A growing population, increase in water demand from the agriculture industry, and poor management of water supplies have depleted India’s groundwater. As early as next year, 21 major cities in India are expected to run out of groundwater, posing a threat to food security, according to a report by the National Institute for Transforming India (NITI).

India-Clean-Water-Commitment-Drinking-Water.jpgA boy drinks water from a newly set up water filtration tower in his school in Nai Basti Village, some 35 miles from in New Delhi, India, March 22, 2017.
Image: Manish Swarup/AP

Read More: Hundreds of Indian Villages Empty as People Flee Historic Drought

“The poor bear the brunt of insufficient water conservation efforts,” Modi said in a statement issued by the Indian government, according to Reuters.  

Without efficient resources to grow food, farmers and their families especially suffer. It is estimated that 44% of the total population of India works in agriculture. Many farmers have died by suicide in recent years, drven to desperation when they could no longer depend on their crops to feed and support their families financially. 

This month a record-breaking drought forced thousands of Indians to migrate, in search of water. Western and southern Indian states received below average rainfall in the 2018 monsoon season, a period that is critical to 60% of India’s rain-fed agriculture. Experts believe the extreme weather patterns causing the drought and flooding conditions that put food production at risk are due to climate change.

On Saturday, Modi said water conservation and irrigation require a massive effort and participation. Last week he wrote letters asking village leaders to construct check dams — small dams that counter erosion — and embankments along rivers and streams. and build reservoirs to tackle the water crisis.

WSSCC said it will continue to lend support to Modi’s pledge to ensure sustainable and inclusive sanitation.

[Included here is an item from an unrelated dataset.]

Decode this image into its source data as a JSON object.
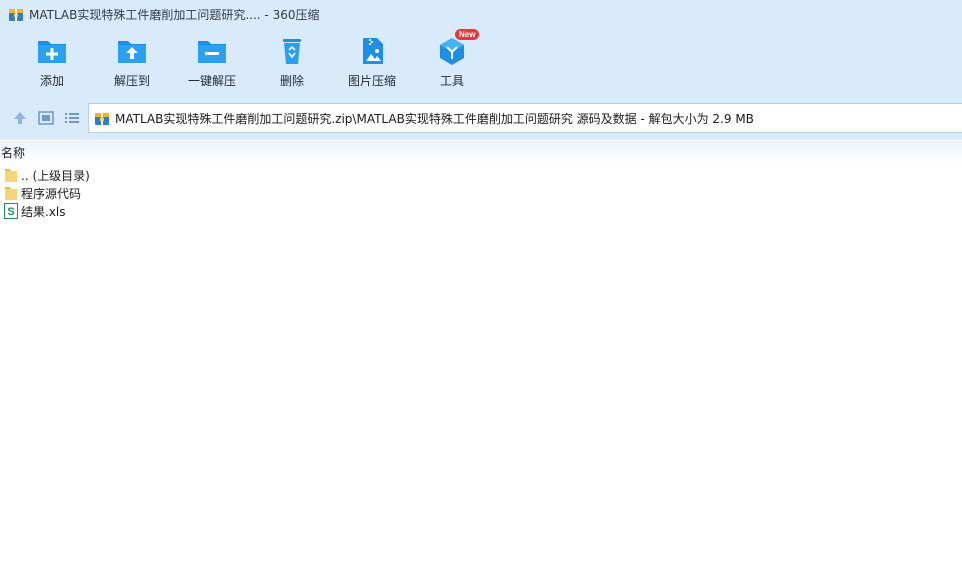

“The Government of India, alongside all the partners like us, must continue to place a special focus on the rural population to leave no one behind,” Coates said.